I was a little late getting to the return of "The Daily Show" and "The Colbert Report" because I was lingering over the OSU-LSU game, anticipating an Ohio State comeback that never came. (How do you squander a 10-0 lead? Penalties, penalties, penalties.) But I did have the recorder going and was checking out the fake news once it was clear that the sporting news would be bad. And so some notes, after the jump ...
I mentioned in the Golden Globes post the possibility of an ongoing strike turning people against the writers, and Stewart/Colbert gave me more reason to think that way. Stewart's sympathies obviously lie with his writers, and he rechristened "The Daily Show" as "A Daily Show" because it's not the same without his scribes. But he can sympathize with the writers while feeling handcuffed by the union. (Nikki Finke reports that he complained about the guild before taping began.) I think he felt some of that frustration on the air, especially as he struggled during the opening segments of the show.
Not that he wasn't funny. But the show wasn't as crisp as when scripted, with Stewart's delivery clearly hampered by his trying to think of laughs as he went along.

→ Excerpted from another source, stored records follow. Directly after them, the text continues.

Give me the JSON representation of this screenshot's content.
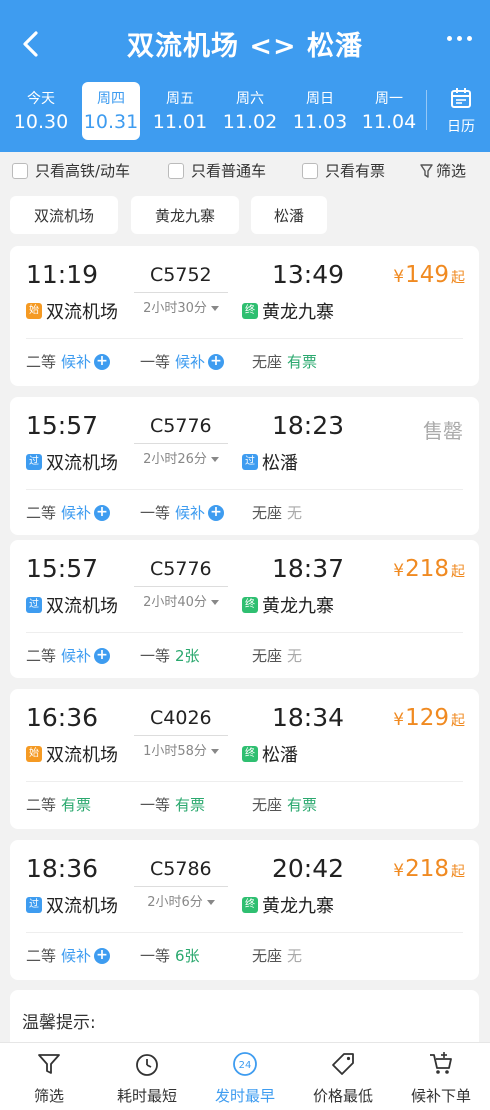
{
  "header": {
    "title": "双流机场 <> 松潘"
  },
  "dates": [
    {
      "weekday": "今天",
      "date": "10.30"
    },
    {
      "weekday": "周四",
      "date": "10.31"
    },
    {
      "weekday": "周五",
      "date": "11.01"
    },
    {
      "weekday": "周六",
      "date": "11.02"
    },
    {
      "weekday": "周日",
      "date": "11.03"
    },
    {
      "weekday": "周一",
      "date": "11.04"
    }
  ],
  "calendar_label": "日历",
  "filters": {
    "high_speed": "只看高铁/动车",
    "normal": "只看普通车",
    "available": "只看有票",
    "filter": "筛选"
  },
  "stations": [
    "双流机场",
    "黄龙九寨",
    "松潘"
  ],
  "trains": [
    {
      "dep_time": "11:19",
      "train_no": "C5752",
      "duration": "2小时30分",
      "arr_time": "13:49",
      "dep_tag": "始",
      "dep_station": "双流机场",
      "arr_tag": "终",
      "arr_station": "黄龙九寨",
      "price": "149",
      "yen": "¥",
      "qi": "起",
      "soldout": "",
      "seats": [
        {
          "cls": "二等",
          "status": "候补"
        },
        {
          "cls": "一等",
          "status": "候补"
        },
        {
          "cls": "无座",
          "status": "有票"
        }
      ]
    },
    {
      "dep_time": "15:57",
      "train_no": "C5776",
      "duration": "2小时26分",
      "arr_time": "18:23",
      "dep_tag": "过",
      "dep_station": "双流机场",
      "arr_tag": "过",
      "arr_station": "松潘",
      "price": "",
      "yen": "",
      "qi": "",
      "soldout": "售罄",
      "seats": [
        {
          "cls": "二等",
          "status": "候补"
        },
        {
          "cls": "一等",
          "status": "候补"
        },
        {
          "cls": "无座",
          "status": "无"
        }
      ]
    },
    {
      "dep_time": "15:57",
      "train_no": "C5776",
      "duration": "2小时40分",
      "arr_time": "18:37",
      "dep_tag": "过",
      "dep_station": "双流机场",
      "arr_tag": "终",
      "arr_station": "黄龙九寨",
      "price": "218",
      "yen": "¥",
      "qi": "起",
      "soldout": "",
      "seats": [
        {
          "cls": "二等",
          "status": "候补"
        },
        {
          "cls": "一等",
          "status": "2张"
        },
        {
          "cls": "无座",
          "status": "无"
        }
      ]
    },
    {
      "dep_time": "16:36",
      "train_no": "C4026",
      "duration": "1小时58分",
      "arr_time": "18:34",
      "dep_tag": "始",
      "dep_station": "双流机场",
      "arr_tag": "终",
      "arr_station": "松潘",
      "price": "129",
      "yen": "¥",
      "qi": "起",
      "soldout": "",
      "seats": [
        {
          "cls": "二等",
          "status": "有票"
        },
        {
          "cls": "一等",
          "status": "有票"
        },
        {
          "cls": "无座",
          "status": "有票"
        }
      ]
    },
    {
      "dep_time": "18:36",
      "train_no": "C5786",
      "duration": "2小时6分",
      "arr_time": "20:42",
      "dep_tag": "过",
      "dep_station": "双流机场",
      "arr_tag": "终",
      "arr_station": "黄龙九寨",
      "price": "218",
      "yen": "¥",
      "qi": "起",
      "soldout": "",
      "seats": [
        {
          "cls": "二等",
          "status": "候补"
        },
        {
          "cls": "一等",
          "status": "6张"
        },
        {
          "cls": "无座",
          "status": "无"
        }
      ]
    }
  ],
  "tips": {
    "title": "温馨提示:"
  },
  "tabbar": [
    {
      "label": "筛选",
      "icon": "filter-icon"
    },
    {
      "label": "耗时最短",
      "icon": "clock-icon"
    },
    {
      "label": "发时最早",
      "icon": "24h-icon",
      "badge": "24"
    },
    {
      "label": "价格最低",
      "icon": "price-tag-icon"
    },
    {
      "label": "候补下单",
      "icon": "cart-icon"
    }
  ],
  "colors": {
    "header_bg": "#3e9cf0",
    "price": "#f08a21",
    "available": "#2aa86e",
    "tag_start": "#f59a23",
    "tag_pass": "#3e9cf0",
    "tag_end": "#2fbf71"
  }
}
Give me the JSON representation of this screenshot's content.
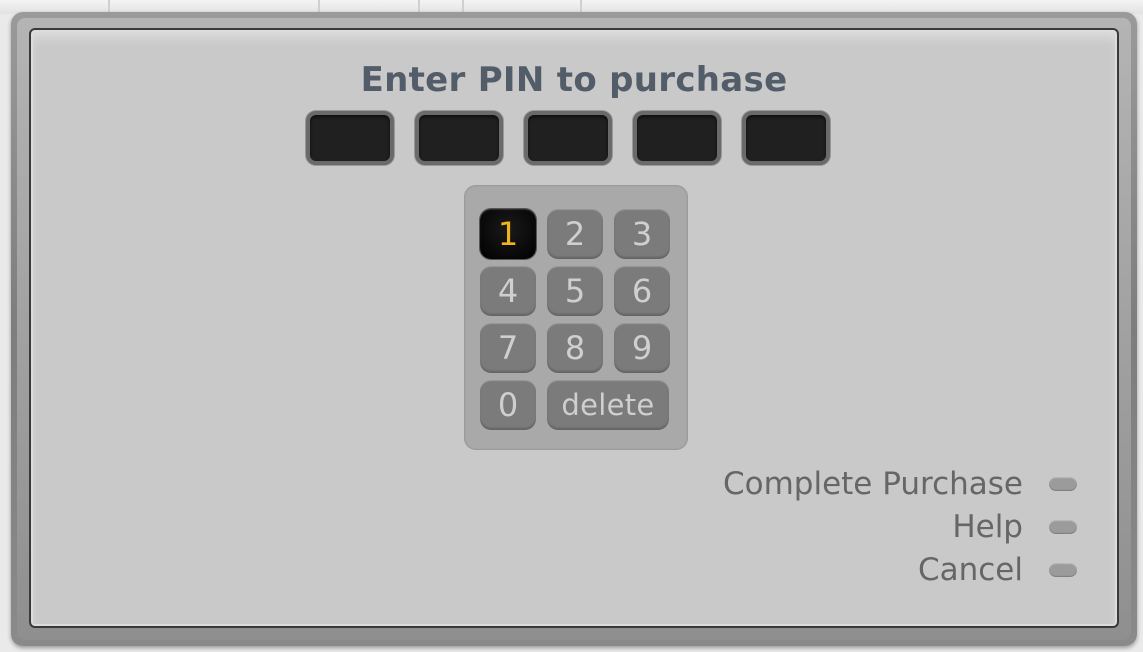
{
  "dialog": {
    "title": "Enter PIN to purchase"
  },
  "pin": {
    "digits": [
      "",
      "",
      "",
      "",
      ""
    ]
  },
  "keypad": {
    "selected": "1",
    "keys": [
      {
        "label": "1"
      },
      {
        "label": "2"
      },
      {
        "label": "3"
      },
      {
        "label": "4"
      },
      {
        "label": "5"
      },
      {
        "label": "6"
      },
      {
        "label": "7"
      },
      {
        "label": "8"
      },
      {
        "label": "9"
      },
      {
        "label": "0"
      },
      {
        "label": "delete"
      }
    ]
  },
  "menu": {
    "items": [
      {
        "label": "Complete Purchase"
      },
      {
        "label": "Help"
      },
      {
        "label": "Cancel"
      }
    ]
  },
  "colors": {
    "title": "#535d69",
    "selected_key_text": "#f1b21c",
    "panel_background": "#c9c9c9"
  }
}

He was better in the interview portion of the show (and I loved the line attributed to Sumner Redstone), but even there he had strike problems. The serious labor-relations expert who served as his only guest just didn't know how to play with Stewart, no matter how hard Jon tried. But celebrities were being kept away by picketers and union pressure.

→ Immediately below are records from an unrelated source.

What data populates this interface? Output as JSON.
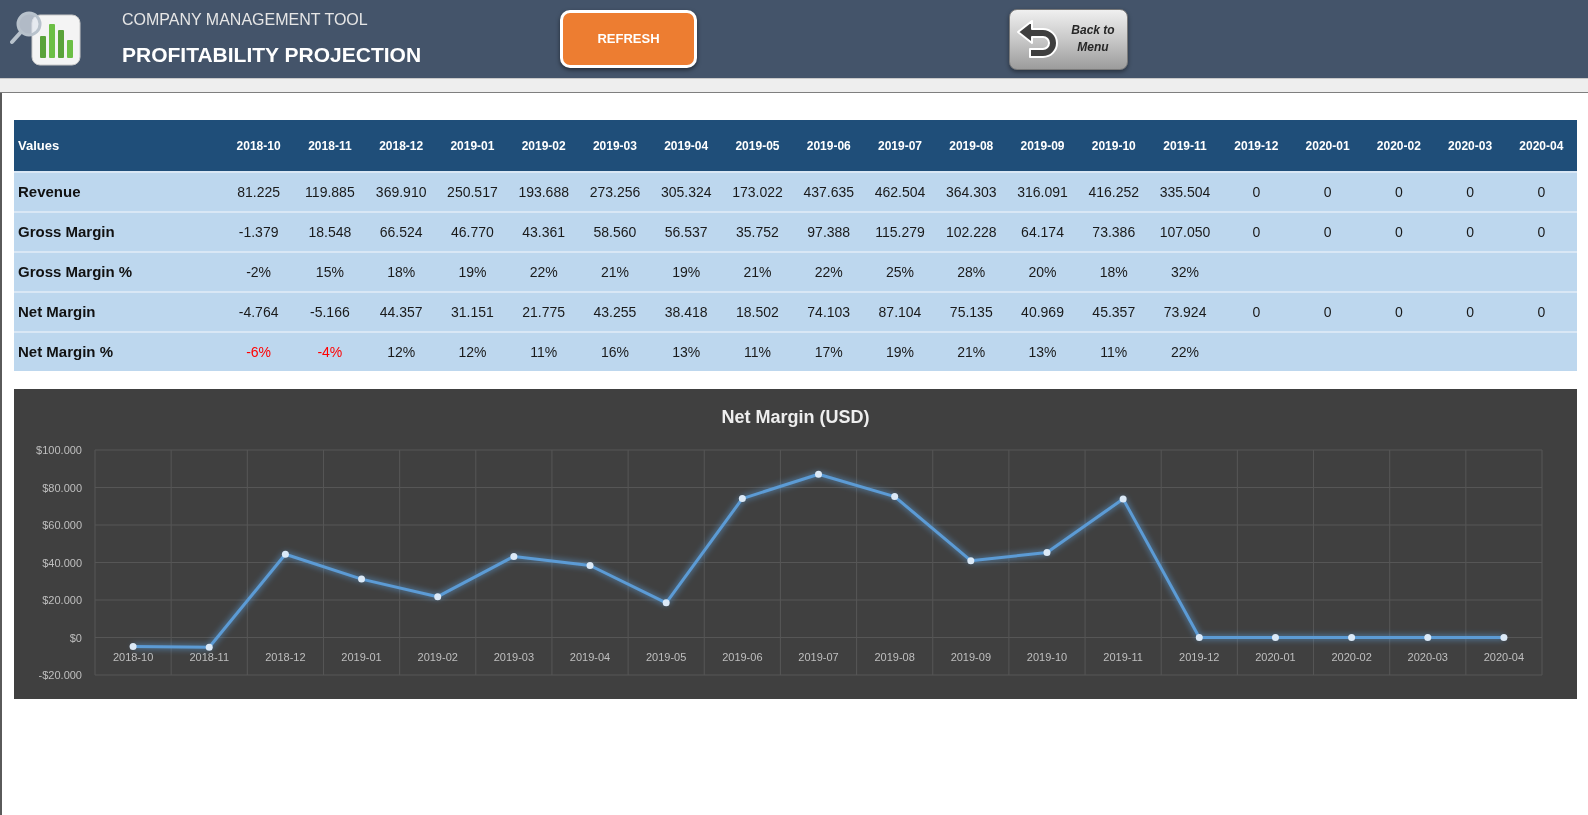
{
  "header": {
    "subtitle": "COMPANY MANAGEMENT TOOL",
    "title": "PROFITABILITY PROJECTION",
    "buttons": [
      {
        "label": "REFRESH",
        "kind": "primary"
      },
      {
        "label": "Back to Menu",
        "kind": "back"
      }
    ]
  },
  "table": {
    "label_header": "Values",
    "columns": [
      "2018-10",
      "2018-11",
      "2018-12",
      "2019-01",
      "2019-02",
      "2019-03",
      "2019-04",
      "2019-05",
      "2019-06",
      "2019-07",
      "2019-08",
      "2019-09",
      "2019-10",
      "2019-11",
      "2019-12",
      "2020-01",
      "2020-02",
      "2020-03",
      "2020-04"
    ],
    "rows": [
      {
        "label": "Revenue",
        "cells": [
          "81.225",
          "119.885",
          "369.910",
          "250.517",
          "193.688",
          "273.256",
          "305.324",
          "173.022",
          "437.635",
          "462.504",
          "364.303",
          "316.091",
          "416.252",
          "335.504",
          "0",
          "0",
          "0",
          "0",
          "0"
        ]
      },
      {
        "label": "Gross Margin",
        "cells": [
          "-1.379",
          "18.548",
          "66.524",
          "46.770",
          "43.361",
          "58.560",
          "56.537",
          "35.752",
          "97.388",
          "115.279",
          "102.228",
          "64.174",
          "73.386",
          "107.050",
          "0",
          "0",
          "0",
          "0",
          "0"
        ]
      },
      {
        "label": "Gross Margin %",
        "cells": [
          "-2%",
          "15%",
          "18%",
          "19%",
          "22%",
          "21%",
          "19%",
          "21%",
          "22%",
          "25%",
          "28%",
          "20%",
          "18%",
          "32%"
        ]
      },
      {
        "label": "Net Margin",
        "cells": [
          "-4.764",
          "-5.166",
          "44.357",
          "31.151",
          "21.775",
          "43.255",
          "38.418",
          "18.502",
          "74.103",
          "87.104",
          "75.135",
          "40.969",
          "45.357",
          "73.924",
          "0",
          "0",
          "0",
          "0",
          "0"
        ]
      },
      {
        "label": "Net Margin %",
        "cells": [
          {
            "text": "-6%",
            "alert": true
          },
          {
            "text": "-4%",
            "alert": true
          },
          {
            "text": "12%",
            "alert": false
          },
          {
            "text": "12%",
            "alert": false
          },
          {
            "text": "11%",
            "alert": false
          },
          {
            "text": "16%",
            "alert": false
          },
          {
            "text": "13%",
            "alert": false
          },
          {
            "text": "11%",
            "alert": false
          },
          {
            "text": "17%",
            "alert": false
          },
          {
            "text": "19%",
            "alert": false
          },
          {
            "text": "21%",
            "alert": false
          },
          {
            "text": "13%",
            "alert": false
          },
          {
            "text": "11%",
            "alert": false
          },
          {
            "text": "22%",
            "alert": false
          }
        ]
      }
    ]
  },
  "chart": {
    "chart_data": {
      "type": "line",
      "title": "Net Margin (USD)",
      "grid": true,
      "categories": [
        "2018-10",
        "2018-11",
        "2018-12",
        "2019-01",
        "2019-02",
        "2019-03",
        "2019-04",
        "2019-05",
        "2019-06",
        "2019-07",
        "2019-08",
        "2019-09",
        "2019-10",
        "2019-11",
        "2019-12",
        "2020-01",
        "2020-02",
        "2020-03",
        "2020-04"
      ],
      "series": [
        {
          "color": "#5b9bd5",
          "marker": true,
          "values": [
            -4764,
            -5166,
            44357,
            31151,
            21775,
            43255,
            38418,
            18502,
            74103,
            87104,
            75135,
            40969,
            45357,
            73924,
            0,
            0,
            0,
            0,
            0
          ]
        }
      ],
      "ylim": [
        -20000,
        100000
      ],
      "yticks": [
        {
          "value": 100000,
          "label": "$100.000"
        },
        {
          "value": 80000,
          "label": "$80.000"
        },
        {
          "value": 60000,
          "label": "$60.000"
        },
        {
          "value": 40000,
          "label": "$40.000"
        },
        {
          "value": 20000,
          "label": "$20.000"
        },
        {
          "value": 0,
          "label": "$0"
        },
        {
          "value": -20000,
          "label": "-$20.000"
        }
      ]
    }
  }
}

Colbert was much, much funnier. While he joked that Stewart seemed suspiciously well prepared (a conversation that poked at the disconnect in the Writers Guild demand that writer-performers not write for themselves), it was clear that the better-paced Colbert had done plenty of preparation of his own -- even if some of that preparation involved dredging up old clips.
Of course, since he plays the right-wing blowhard, Colbert is better position to make fun of the writers strike and unions generally. And he did so from jump, with the shredding of a "script" at the beginning of the show. And I wonder if people will remember that when it came time for "the word," the writerless Colbert didn't have one -- or they will focus more on the bearded Colbert shredding that script.